------ GIVEN DATA

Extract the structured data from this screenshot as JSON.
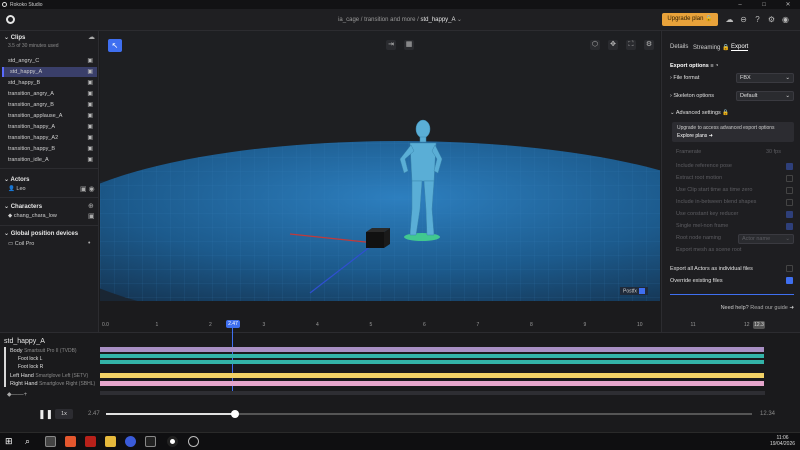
{
  "app": {
    "window_title": "Rokoko Studio",
    "breadcrumb_prefix": "ia_cage / transition and more / ",
    "breadcrumb_current": "std_happy_A",
    "upgrade_label": "Upgrade plan"
  },
  "left": {
    "clips_title": "Clips",
    "minutes_used": "3.5 of 30 minutes used",
    "clips": [
      "std_angry_C",
      "std_happy_A",
      "std_happy_B",
      "transition_angry_A",
      "transition_angry_B",
      "transition_applause_A",
      "transition_happy_A",
      "transition_happy_A2",
      "transition_happy_B",
      "transition_idle_A"
    ],
    "selected_index": 1,
    "actors_title": "Actors",
    "actor": "Leo",
    "characters_title": "Characters",
    "character": "chang_chara_low",
    "gpd_title": "Global position devices",
    "device": "Coil Pro"
  },
  "viewport": {
    "postfx_label": "Postfx"
  },
  "right": {
    "tabs": [
      "Details",
      "Streaming",
      "Export"
    ],
    "active_tab": "Export",
    "export_options_title": "Export options",
    "file_format_label": "File format",
    "file_format_value": "FBX",
    "skeleton_options_label": "Skeleton options",
    "skeleton_options_value": "Default",
    "advanced_title": "Advanced settings",
    "upgrade_text": "Upgrade to access advanced export options",
    "explore_plans": "Explore plans",
    "framerate_label": "Framerate",
    "framerate_value": "30 fps",
    "disabled_options": [
      "Include reference pose",
      "Extract root motion",
      "Use Clip start time as time zero",
      "Include in-between blend shapes",
      "Use constant key reducer",
      "Single mel-non frame",
      "Root node naming",
      "Export mesh as scene root"
    ],
    "root_naming_placeholder": "Actor name",
    "export_all_label": "Export all Actors as individual files",
    "override_label": "Override existing files",
    "help_prefix": "Need help?",
    "help_link": "Read our guide"
  },
  "timeline": {
    "clip_name": "std_happy_A",
    "ticks": [
      "0.0",
      "1",
      "2",
      "3",
      "4",
      "5",
      "6",
      "7",
      "8",
      "9",
      "10",
      "11",
      "12"
    ],
    "playhead_label": "2.47",
    "end_label": "12.3",
    "tracks": [
      {
        "name": "Body",
        "device": "Smartsuit Pro II (TVDB)"
      },
      {
        "name": "Foot lock L",
        "device": ""
      },
      {
        "name": "Foot lock R",
        "device": ""
      },
      {
        "name": "Left Hand",
        "device": "Smartglove Left (SETV)"
      },
      {
        "name": "Right Hand",
        "device": "Smartglove Right (SBHL)"
      }
    ],
    "speed": "1x",
    "current_time": "2.47",
    "total_time": "12.34",
    "progress": 0.2
  },
  "taskbar": {
    "time": "11:06",
    "date": "19/04/2026"
  },
  "colors": {
    "accent": "#3f6ff0",
    "upgrade": "#e8a23a",
    "track_purple": "#a88fc4",
    "track_teal": "#33b3a8",
    "track_yellow": "#f2d266",
    "track_pink": "#e6a6cc",
    "floor": "#1f5f8f"
  }
}
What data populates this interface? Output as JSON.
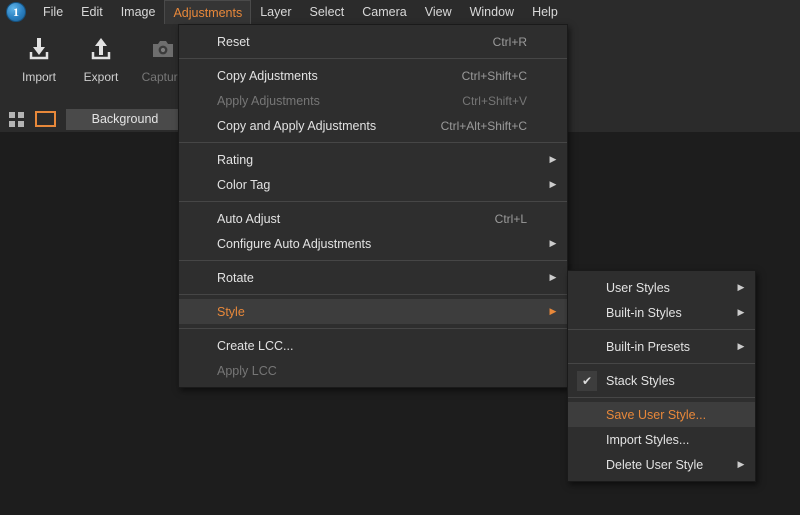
{
  "menubar": {
    "logo": {
      "icon": "app-logo-icon",
      "text": "1"
    },
    "items": [
      {
        "label": "File",
        "active": false
      },
      {
        "label": "Edit",
        "active": false
      },
      {
        "label": "Image",
        "active": false
      },
      {
        "label": "Adjustments",
        "active": true
      },
      {
        "label": "Layer",
        "active": false
      },
      {
        "label": "Select",
        "active": false
      },
      {
        "label": "Camera",
        "active": false
      },
      {
        "label": "View",
        "active": false
      },
      {
        "label": "Window",
        "active": false
      },
      {
        "label": "Help",
        "active": false
      }
    ]
  },
  "toolbar": {
    "buttons": [
      {
        "label": "Import",
        "icon": "import-download-arrow-icon",
        "disabled": false
      },
      {
        "label": "Export",
        "icon": "export-upload-arrow-icon",
        "disabled": false
      },
      {
        "label": "Capture",
        "icon": "camera-icon",
        "disabled": true
      }
    ]
  },
  "layerbar": {
    "grid_icon": "grid-view-icon",
    "rect_icon": "selected-layer-icon",
    "tab_label": "Background"
  },
  "adjustments_menu": {
    "items": [
      {
        "label": "Reset",
        "accel": "Ctrl+R",
        "arrow": false,
        "disabled": false,
        "highlight": false
      },
      {
        "sep": true
      },
      {
        "label": "Copy Adjustments",
        "accel": "Ctrl+Shift+C",
        "arrow": false,
        "disabled": false,
        "highlight": false
      },
      {
        "label": "Apply Adjustments",
        "accel": "Ctrl+Shift+V",
        "arrow": false,
        "disabled": true,
        "highlight": false
      },
      {
        "label": "Copy and Apply Adjustments",
        "accel": "Ctrl+Alt+Shift+C",
        "arrow": false,
        "disabled": false,
        "highlight": false
      },
      {
        "sep": true
      },
      {
        "label": "Rating",
        "accel": "",
        "arrow": true,
        "disabled": false,
        "highlight": false
      },
      {
        "label": "Color Tag",
        "accel": "",
        "arrow": true,
        "disabled": false,
        "highlight": false
      },
      {
        "sep": true
      },
      {
        "label": "Auto Adjust",
        "accel": "Ctrl+L",
        "arrow": false,
        "disabled": false,
        "highlight": false
      },
      {
        "label": "Configure Auto Adjustments",
        "accel": "",
        "arrow": true,
        "disabled": false,
        "highlight": false
      },
      {
        "sep": true
      },
      {
        "label": "Rotate",
        "accel": "",
        "arrow": true,
        "disabled": false,
        "highlight": false
      },
      {
        "sep": true
      },
      {
        "label": "Style",
        "accel": "",
        "arrow": true,
        "disabled": false,
        "highlight": true
      },
      {
        "sep": true
      },
      {
        "label": "Create LCC...",
        "accel": "",
        "arrow": false,
        "disabled": false,
        "highlight": false
      },
      {
        "label": "Apply LCC",
        "accel": "",
        "arrow": false,
        "disabled": true,
        "highlight": false
      }
    ]
  },
  "style_submenu": {
    "items": [
      {
        "label": "User Styles",
        "arrow": true,
        "checked": false,
        "highlight": false
      },
      {
        "label": "Built-in Styles",
        "arrow": true,
        "checked": false,
        "highlight": false
      },
      {
        "sep": true
      },
      {
        "label": "Built-in Presets",
        "arrow": true,
        "checked": false,
        "highlight": false
      },
      {
        "sep": true
      },
      {
        "label": "Stack Styles",
        "arrow": false,
        "checked": true,
        "highlight": false
      },
      {
        "sep": true
      },
      {
        "label": "Save User Style...",
        "arrow": false,
        "checked": false,
        "highlight": true
      },
      {
        "label": "Import Styles...",
        "arrow": false,
        "checked": false,
        "highlight": false
      },
      {
        "label": "Delete User Style",
        "arrow": true,
        "checked": false,
        "highlight": false
      }
    ]
  },
  "colors": {
    "accent_orange": "#e8883a",
    "menu_bg": "#2e2e2e",
    "chrome_bg": "#2b2b2b",
    "canvas_bg": "#1d1d1d",
    "highlight_bg": "#3d3d3d",
    "text": "#e2e2e2",
    "text_disabled": "#767676",
    "logo_blue": "#2a7fc0"
  },
  "icons": {
    "submenu_arrow": "▶",
    "checkmark": "✔"
  }
}
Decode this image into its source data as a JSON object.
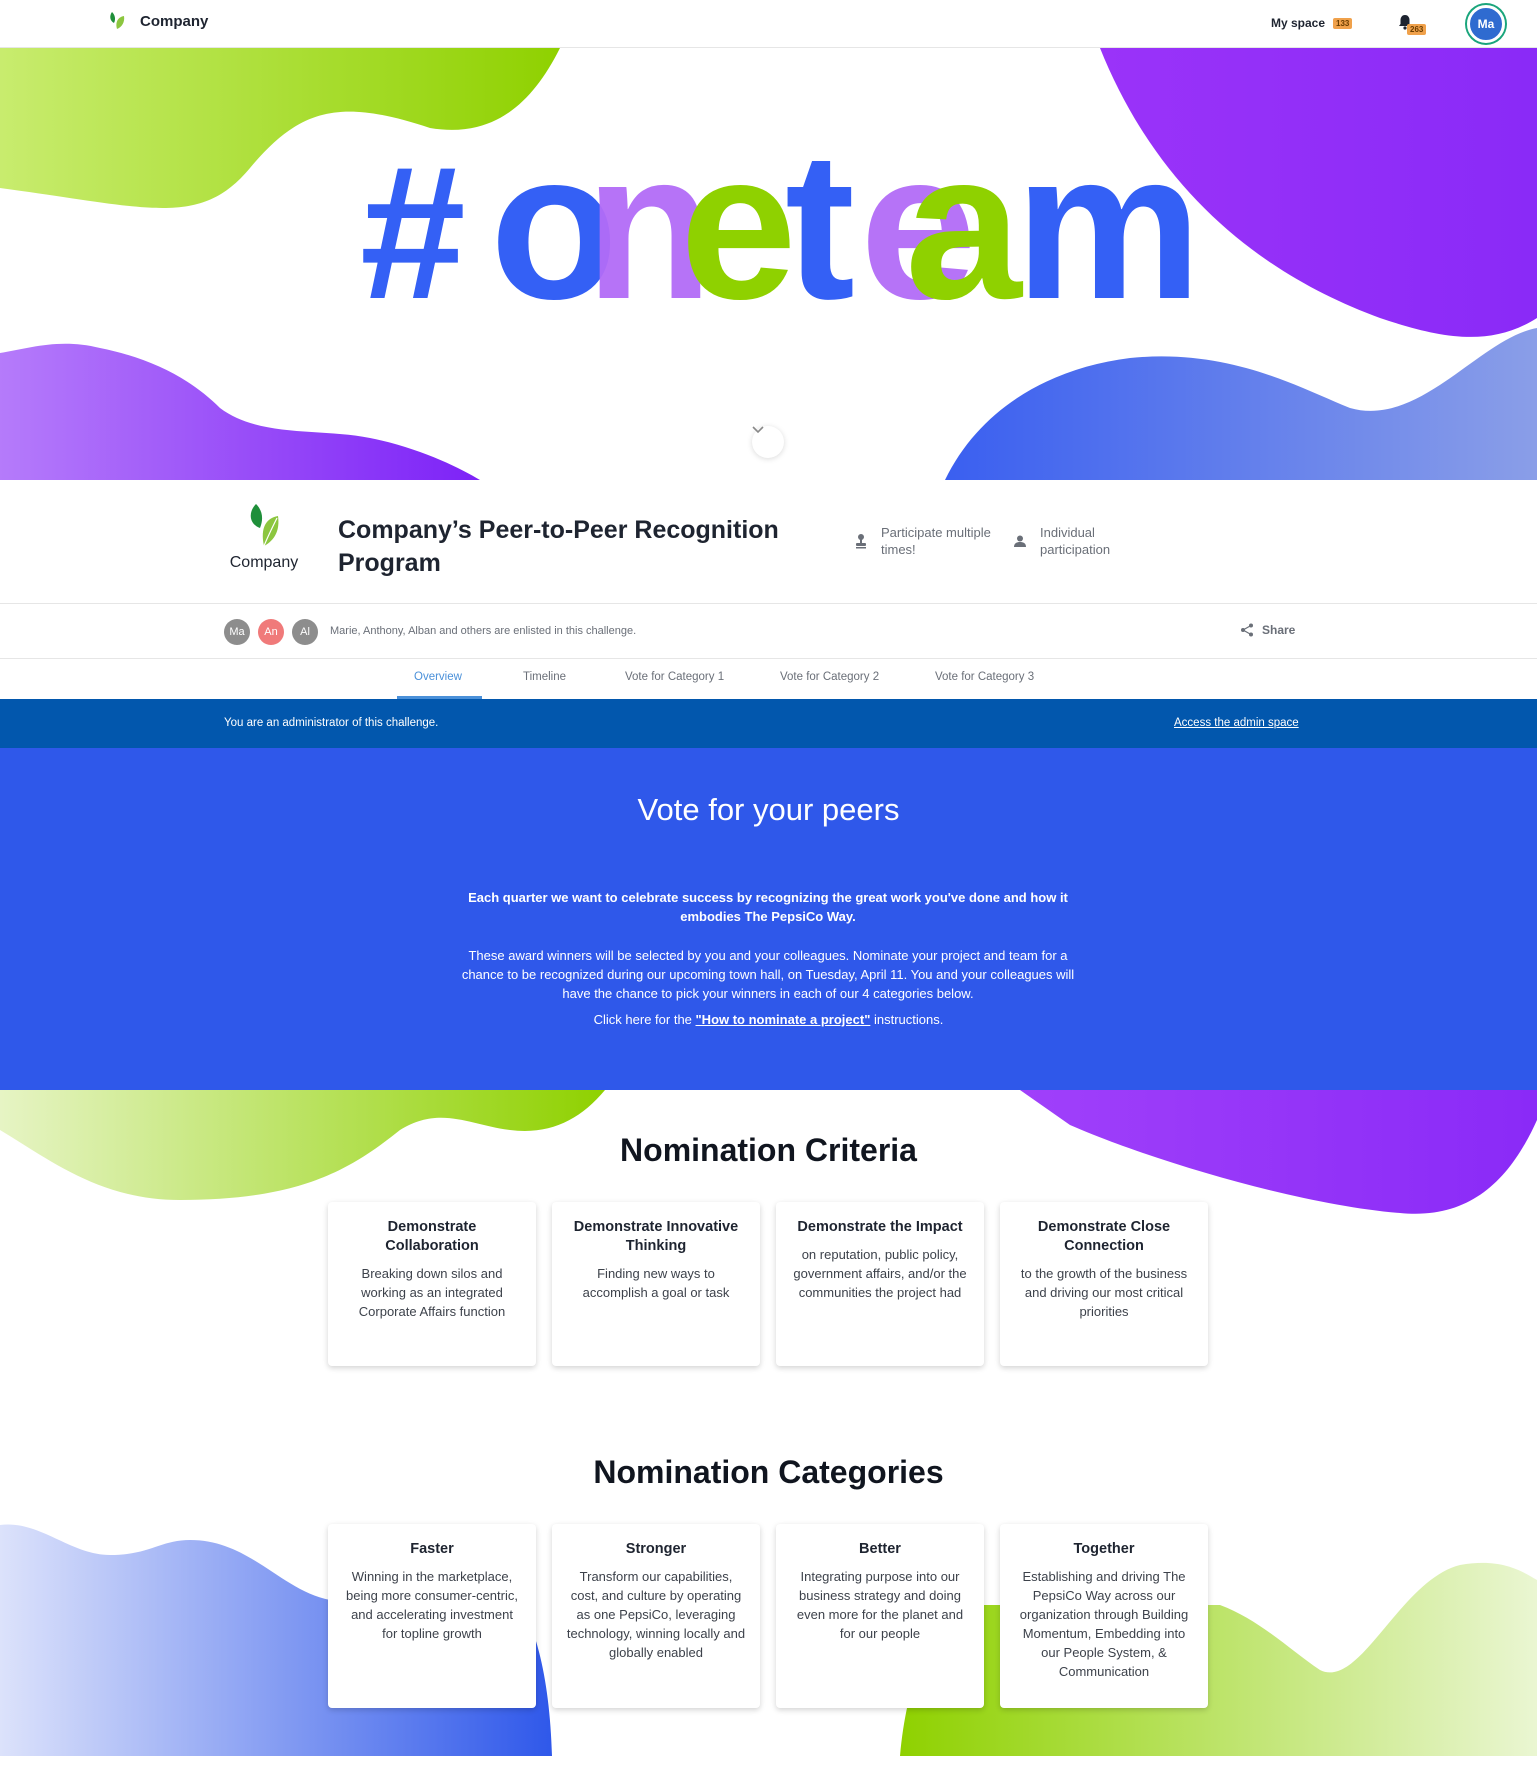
{
  "topnav": {
    "brand_name": "Company",
    "my_space_label": "My space",
    "my_space_count": "133",
    "notifications_count": "263",
    "user_initials": "Ma"
  },
  "hero": {
    "headline": "#oneteam",
    "colors": {
      "blue": "#3460f5",
      "purple": "#b26bf7",
      "green": "#8fd100",
      "dark_blue": "#001f8a",
      "violet": "#7b2bf5"
    }
  },
  "challenge": {
    "logo_text": "Company",
    "title": "Company’s Peer-to-Peer Recognition Program",
    "features": [
      {
        "icon": "stamp-icon",
        "label": "Participate multiple times!"
      },
      {
        "icon": "person-icon",
        "label": "Individual participation"
      }
    ]
  },
  "participants": {
    "avatars": [
      {
        "initials": "Ma",
        "color": "#8d8d8d"
      },
      {
        "initials": "An",
        "color": "#f07a7a"
      },
      {
        "initials": "Al",
        "color": "#8d8d8d"
      }
    ],
    "text": "Marie, Anthony, Alban and others are enlisted in this challenge.",
    "share_label": "Share"
  },
  "tabs": [
    {
      "label": "Overview",
      "active": true
    },
    {
      "label": "Timeline",
      "active": false
    },
    {
      "label": "Vote for Category 1",
      "active": false
    },
    {
      "label": "Vote for Category 2",
      "active": false
    },
    {
      "label": "Vote for Category 3",
      "active": false
    }
  ],
  "admin_bar": {
    "text": "You are an administrator of this challenge.",
    "link": "Access the admin space"
  },
  "vote_banner": {
    "title": "Vote for your peers",
    "lead": "Each quarter we want to celebrate success by recognizing the great work you've done and how it embodies The PepsiCo Way.",
    "body": "These award winners will be selected by you and your colleagues. Nominate your project and team for a chance to be recognized during our upcoming town hall, on Tuesday, April 11. You and your colleagues will have the chance to pick your winners in each of our 4 categories below.",
    "cta_prefix": "Click here for the ",
    "cta_link": "\"How to nominate a project\"",
    "cta_suffix": " instructions."
  },
  "criteria": {
    "title": "Nomination Criteria",
    "cards": [
      {
        "title": "Demonstrate Collaboration",
        "desc": "Breaking down silos and working as an integrated Corporate Affairs function"
      },
      {
        "title": "Demonstrate Innovative Thinking",
        "desc": "Finding new ways to accomplish a goal or task"
      },
      {
        "title": "Demonstrate the Impact",
        "desc": "on reputation, public policy, government affairs, and/or the communities the project had"
      },
      {
        "title": "Demonstrate Close Connection",
        "desc": "to the growth of the business and driving our most critical priorities"
      }
    ]
  },
  "categories": {
    "title": "Nomination Categories",
    "cards": [
      {
        "title": "Faster",
        "desc": "Winning in the marketplace, being more consumer-centric, and accelerating investment for topline growth"
      },
      {
        "title": "Stronger",
        "desc": "Transform our capabilities, cost, and culture by operating as one PepsiCo, leveraging technology, winning locally and globally enabled"
      },
      {
        "title": "Better",
        "desc": "Integrating purpose into our business strategy and doing even more for the planet and for our people"
      },
      {
        "title": "Together",
        "desc": "Establishing and driving The PepsiCo Way across our organization through Building Momentum, Embedding into our People System, & Communication"
      }
    ]
  }
}
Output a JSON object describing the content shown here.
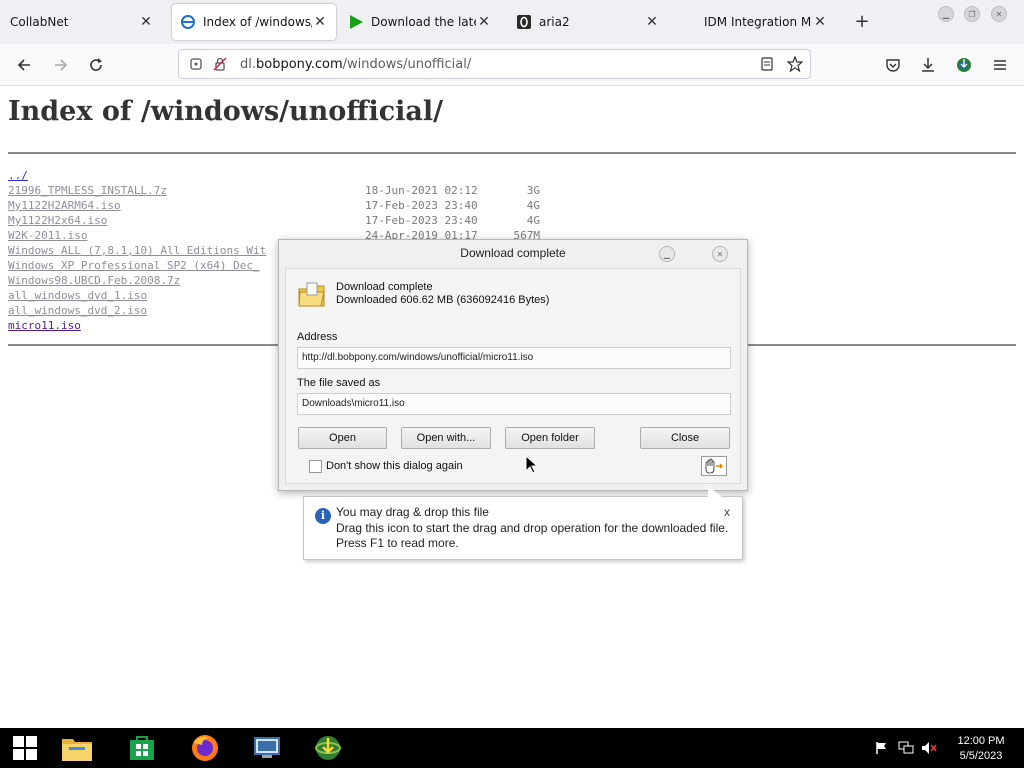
{
  "browser": {
    "tabs": [
      {
        "label": "CollabNet",
        "icon": "none"
      },
      {
        "label": "Index of /windows/u",
        "icon": "ie-page-icon",
        "active": true
      },
      {
        "label": "Download the latest",
        "icon": "green-play-icon"
      },
      {
        "label": "aria2",
        "icon": "aria2-icon"
      },
      {
        "label": "IDM Integration Mod",
        "icon": "none"
      }
    ],
    "url_prefix": "dl.",
    "url_domain": "bobpony.com",
    "url_path": "/windows/unofficial/"
  },
  "page": {
    "heading": "Index of /windows/unofficial/",
    "parent_link": "../",
    "files": [
      {
        "name": "21996_TPMLESS_INSTALL.7z",
        "date": "18-Jun-2021 02:12",
        "size": "3G"
      },
      {
        "name": "My1122H2ARM64.iso",
        "date": "17-Feb-2023 23:40",
        "size": "4G"
      },
      {
        "name": "My1122H2x64.iso",
        "date": "17-Feb-2023 23:40",
        "size": "4G"
      },
      {
        "name": "W2K-2011.iso",
        "date": "24-Apr-2019 01:17",
        "size": "567M"
      },
      {
        "name": "Windows ALL (7,8.1,10) All Editions Wit",
        "date": "",
        "size": ""
      },
      {
        "name": "Windows XP Professional SP2 (x64) Dec_",
        "date": "",
        "size": ""
      },
      {
        "name": "Windows98.UBCD.Feb.2008.7z",
        "date": "",
        "size": ""
      },
      {
        "name": "all_windows_dvd_1.iso",
        "date": "",
        "size": ""
      },
      {
        "name": "all_windows_dvd_2.iso",
        "date": "",
        "size": ""
      },
      {
        "name": "micro11.iso",
        "date": "",
        "size": ""
      }
    ]
  },
  "dialog": {
    "title": "Download complete",
    "status_title": "Download complete",
    "status_detail": "Downloaded 606.62  MB (636092416 Bytes)",
    "address_label": "Address",
    "address_value": "http://dl.bobpony.com/windows/unofficial/micro11.iso",
    "saved_label": "The file saved as",
    "saved_value": "Downloads\\micro11.iso",
    "buttons": {
      "open": "Open",
      "open_with": "Open with...",
      "open_folder": "Open folder",
      "close": "Close"
    },
    "checkbox_label": "Don't show this dialog again"
  },
  "tooltip": {
    "title": "You may drag & drop this file",
    "line1": "Drag this icon to start the drag and drop operation for the downloaded file.",
    "line2": "Press F1 to read more.",
    "close": "x"
  },
  "taskbar": {
    "time": "12:00 PM",
    "date": "5/5/2023"
  },
  "colors": {
    "link_unvisited": "#8e8e9a",
    "link_visited": "#551a8b",
    "info_blue": "#2a64b8"
  }
}
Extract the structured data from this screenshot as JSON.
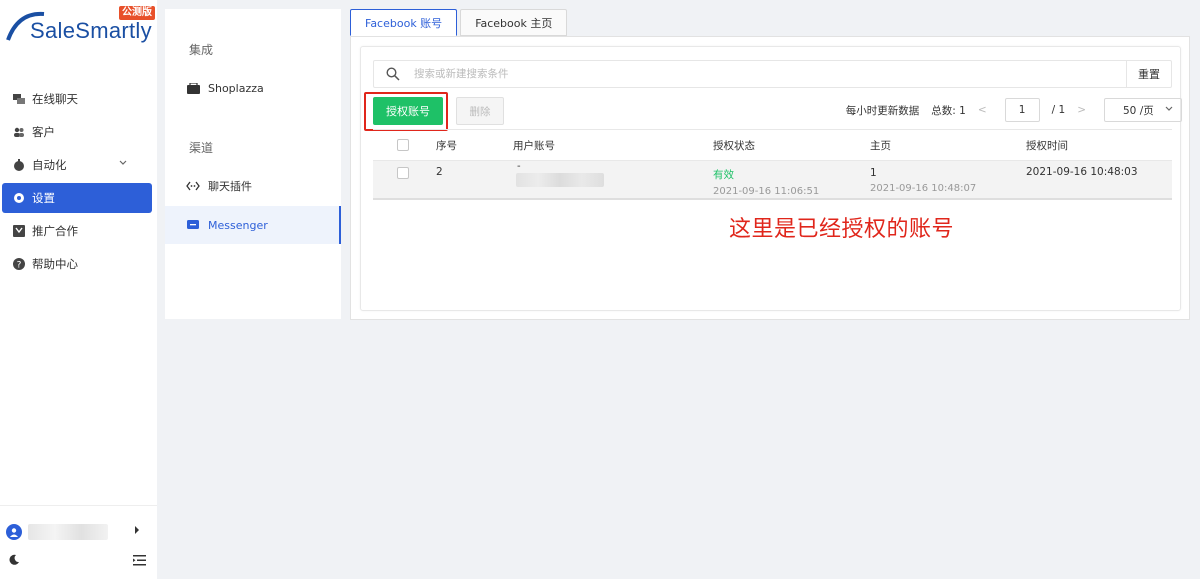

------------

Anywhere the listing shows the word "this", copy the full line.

> _OUTPUT OF THE TASK_:
Extract the structured data from this screenshot as JSON.
What data populates this interface? Output as JSON.
Decode this image into its source data as a JSON object.
    "text": "Marie, Anthony, Alban and others are enlisted in this challenge.",
    "text": "You are an administrator of this challenge.",
    "checkbox_label": "Don't show this dialog again"
    "title": "You may drag & drop this file",
    "line1": "Drag this icon to start the drag and drop operation for the downloaded file.",
Extract the structured data from this screenshot as JSON.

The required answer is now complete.